Collection entries:
■ ■ ■

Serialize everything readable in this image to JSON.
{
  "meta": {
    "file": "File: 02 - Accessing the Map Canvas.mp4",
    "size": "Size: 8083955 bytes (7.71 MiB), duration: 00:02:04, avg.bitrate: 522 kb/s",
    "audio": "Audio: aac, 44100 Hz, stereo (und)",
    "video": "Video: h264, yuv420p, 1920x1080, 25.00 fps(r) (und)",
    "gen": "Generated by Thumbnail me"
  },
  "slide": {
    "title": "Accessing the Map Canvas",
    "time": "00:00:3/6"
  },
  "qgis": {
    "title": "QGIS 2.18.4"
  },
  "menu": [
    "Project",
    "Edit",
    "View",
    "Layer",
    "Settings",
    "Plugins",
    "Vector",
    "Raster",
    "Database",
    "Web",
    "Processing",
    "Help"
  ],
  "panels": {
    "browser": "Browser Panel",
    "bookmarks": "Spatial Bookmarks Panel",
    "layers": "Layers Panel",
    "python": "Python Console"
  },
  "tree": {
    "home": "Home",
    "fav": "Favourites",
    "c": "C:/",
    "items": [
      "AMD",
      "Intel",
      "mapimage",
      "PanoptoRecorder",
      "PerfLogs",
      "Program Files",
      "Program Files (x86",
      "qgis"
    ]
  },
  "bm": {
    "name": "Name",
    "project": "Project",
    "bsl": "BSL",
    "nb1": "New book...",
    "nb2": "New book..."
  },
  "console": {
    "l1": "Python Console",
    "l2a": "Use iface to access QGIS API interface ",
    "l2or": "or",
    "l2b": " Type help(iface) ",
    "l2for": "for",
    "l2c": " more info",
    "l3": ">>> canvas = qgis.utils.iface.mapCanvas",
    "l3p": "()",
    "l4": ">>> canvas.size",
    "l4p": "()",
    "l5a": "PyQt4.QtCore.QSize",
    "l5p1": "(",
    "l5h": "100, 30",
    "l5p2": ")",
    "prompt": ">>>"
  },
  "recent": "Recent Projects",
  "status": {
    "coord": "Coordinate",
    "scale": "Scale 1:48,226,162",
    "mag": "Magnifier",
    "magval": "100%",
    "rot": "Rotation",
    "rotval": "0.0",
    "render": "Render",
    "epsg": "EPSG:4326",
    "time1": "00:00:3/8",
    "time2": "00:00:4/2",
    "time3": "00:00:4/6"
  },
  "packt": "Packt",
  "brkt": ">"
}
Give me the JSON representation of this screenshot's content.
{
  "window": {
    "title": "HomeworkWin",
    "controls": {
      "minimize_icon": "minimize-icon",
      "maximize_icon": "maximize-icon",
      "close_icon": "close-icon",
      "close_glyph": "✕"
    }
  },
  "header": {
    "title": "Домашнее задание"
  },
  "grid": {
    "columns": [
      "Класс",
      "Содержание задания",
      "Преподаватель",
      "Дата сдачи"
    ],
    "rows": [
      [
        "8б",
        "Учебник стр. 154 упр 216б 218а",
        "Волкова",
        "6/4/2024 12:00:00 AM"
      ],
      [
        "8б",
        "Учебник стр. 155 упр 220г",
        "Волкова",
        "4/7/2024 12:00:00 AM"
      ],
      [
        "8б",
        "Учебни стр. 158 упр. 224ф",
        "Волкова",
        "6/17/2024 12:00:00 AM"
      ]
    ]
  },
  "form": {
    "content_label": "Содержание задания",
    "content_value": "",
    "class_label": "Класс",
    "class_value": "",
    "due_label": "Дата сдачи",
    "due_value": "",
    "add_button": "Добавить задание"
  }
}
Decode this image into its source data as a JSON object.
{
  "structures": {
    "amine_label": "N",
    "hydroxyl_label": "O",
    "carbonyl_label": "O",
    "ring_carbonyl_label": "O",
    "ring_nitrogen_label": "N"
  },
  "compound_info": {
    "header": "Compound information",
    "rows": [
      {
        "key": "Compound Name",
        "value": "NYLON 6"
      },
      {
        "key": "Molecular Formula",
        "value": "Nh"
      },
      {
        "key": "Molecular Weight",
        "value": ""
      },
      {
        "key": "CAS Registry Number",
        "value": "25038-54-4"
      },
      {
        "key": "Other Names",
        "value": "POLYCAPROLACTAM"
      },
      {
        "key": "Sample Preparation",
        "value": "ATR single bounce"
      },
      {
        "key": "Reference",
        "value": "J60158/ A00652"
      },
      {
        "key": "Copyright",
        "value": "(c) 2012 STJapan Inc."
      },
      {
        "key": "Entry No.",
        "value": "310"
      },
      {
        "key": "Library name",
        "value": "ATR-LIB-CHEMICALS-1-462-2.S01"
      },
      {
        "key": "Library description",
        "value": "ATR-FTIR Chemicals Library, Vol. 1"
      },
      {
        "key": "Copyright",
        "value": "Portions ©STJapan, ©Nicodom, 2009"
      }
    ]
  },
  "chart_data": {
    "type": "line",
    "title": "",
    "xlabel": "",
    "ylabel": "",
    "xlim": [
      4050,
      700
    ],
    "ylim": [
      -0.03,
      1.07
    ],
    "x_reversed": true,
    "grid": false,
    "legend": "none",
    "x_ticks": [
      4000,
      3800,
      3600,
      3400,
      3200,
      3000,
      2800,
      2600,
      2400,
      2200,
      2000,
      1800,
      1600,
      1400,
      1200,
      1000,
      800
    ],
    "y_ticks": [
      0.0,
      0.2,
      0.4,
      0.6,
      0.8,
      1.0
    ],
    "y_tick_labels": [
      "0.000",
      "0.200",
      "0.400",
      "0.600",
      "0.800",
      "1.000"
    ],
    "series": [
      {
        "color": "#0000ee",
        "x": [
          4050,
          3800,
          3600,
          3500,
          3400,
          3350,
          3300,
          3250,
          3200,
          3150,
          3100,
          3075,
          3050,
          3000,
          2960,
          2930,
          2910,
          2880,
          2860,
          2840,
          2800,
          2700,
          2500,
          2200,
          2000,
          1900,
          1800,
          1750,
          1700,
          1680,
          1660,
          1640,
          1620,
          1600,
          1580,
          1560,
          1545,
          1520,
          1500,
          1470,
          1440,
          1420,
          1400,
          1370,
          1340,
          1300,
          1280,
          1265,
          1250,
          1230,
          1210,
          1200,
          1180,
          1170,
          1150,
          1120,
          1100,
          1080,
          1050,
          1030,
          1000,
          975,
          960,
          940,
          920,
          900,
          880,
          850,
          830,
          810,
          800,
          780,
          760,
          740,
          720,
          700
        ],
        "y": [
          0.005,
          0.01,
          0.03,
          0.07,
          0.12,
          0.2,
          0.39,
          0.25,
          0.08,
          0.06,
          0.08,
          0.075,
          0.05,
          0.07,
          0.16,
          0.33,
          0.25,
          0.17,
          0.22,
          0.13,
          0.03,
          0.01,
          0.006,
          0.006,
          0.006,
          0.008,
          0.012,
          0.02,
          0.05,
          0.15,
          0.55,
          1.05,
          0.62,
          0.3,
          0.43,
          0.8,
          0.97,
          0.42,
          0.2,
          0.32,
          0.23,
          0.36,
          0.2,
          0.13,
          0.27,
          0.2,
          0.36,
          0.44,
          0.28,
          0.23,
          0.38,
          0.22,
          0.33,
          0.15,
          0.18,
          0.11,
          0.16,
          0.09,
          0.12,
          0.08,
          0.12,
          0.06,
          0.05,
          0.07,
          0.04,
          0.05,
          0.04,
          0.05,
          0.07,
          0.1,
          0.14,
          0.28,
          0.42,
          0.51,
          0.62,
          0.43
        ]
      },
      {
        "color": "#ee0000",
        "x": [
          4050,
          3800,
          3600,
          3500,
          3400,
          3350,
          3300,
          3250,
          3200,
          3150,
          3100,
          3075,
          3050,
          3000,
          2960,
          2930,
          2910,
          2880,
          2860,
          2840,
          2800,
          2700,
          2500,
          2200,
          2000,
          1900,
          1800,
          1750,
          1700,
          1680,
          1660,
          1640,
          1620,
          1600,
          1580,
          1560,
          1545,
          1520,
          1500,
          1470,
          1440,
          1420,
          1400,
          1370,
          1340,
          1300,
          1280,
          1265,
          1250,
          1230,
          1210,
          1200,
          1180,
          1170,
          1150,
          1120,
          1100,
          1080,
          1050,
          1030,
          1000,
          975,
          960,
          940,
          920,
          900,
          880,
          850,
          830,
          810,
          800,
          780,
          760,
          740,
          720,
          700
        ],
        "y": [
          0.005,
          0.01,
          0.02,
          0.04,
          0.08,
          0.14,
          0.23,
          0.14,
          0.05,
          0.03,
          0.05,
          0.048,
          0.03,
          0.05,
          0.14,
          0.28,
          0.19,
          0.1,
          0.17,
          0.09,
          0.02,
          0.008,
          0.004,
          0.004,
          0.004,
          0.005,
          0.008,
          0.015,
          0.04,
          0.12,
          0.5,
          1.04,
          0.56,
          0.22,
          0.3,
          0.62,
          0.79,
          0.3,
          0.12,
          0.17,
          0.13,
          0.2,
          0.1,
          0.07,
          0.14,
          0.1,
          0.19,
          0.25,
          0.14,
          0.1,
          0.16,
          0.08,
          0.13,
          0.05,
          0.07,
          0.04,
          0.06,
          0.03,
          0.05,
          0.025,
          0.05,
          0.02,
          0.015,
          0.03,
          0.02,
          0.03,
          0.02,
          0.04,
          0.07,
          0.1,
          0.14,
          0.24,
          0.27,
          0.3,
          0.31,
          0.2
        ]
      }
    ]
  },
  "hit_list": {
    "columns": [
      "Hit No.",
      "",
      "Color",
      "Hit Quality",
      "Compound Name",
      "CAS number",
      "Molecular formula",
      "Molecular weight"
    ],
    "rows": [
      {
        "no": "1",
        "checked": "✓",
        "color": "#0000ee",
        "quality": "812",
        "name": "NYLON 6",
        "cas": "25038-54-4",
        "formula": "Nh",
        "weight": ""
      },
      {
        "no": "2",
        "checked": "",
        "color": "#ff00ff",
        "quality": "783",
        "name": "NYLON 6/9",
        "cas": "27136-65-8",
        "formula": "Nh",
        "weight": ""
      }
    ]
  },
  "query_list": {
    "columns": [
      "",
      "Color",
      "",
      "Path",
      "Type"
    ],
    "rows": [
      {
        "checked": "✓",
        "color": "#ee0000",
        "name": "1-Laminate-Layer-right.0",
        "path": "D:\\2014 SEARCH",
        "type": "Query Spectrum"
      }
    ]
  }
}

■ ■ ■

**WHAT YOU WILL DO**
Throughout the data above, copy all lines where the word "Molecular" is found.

**SOLUTION FOR THIS PROBLEM**
        "key": "Molecular Formula",
        "key": "Molecular Weight",
      "Molecular formula",
      "Molecular weight"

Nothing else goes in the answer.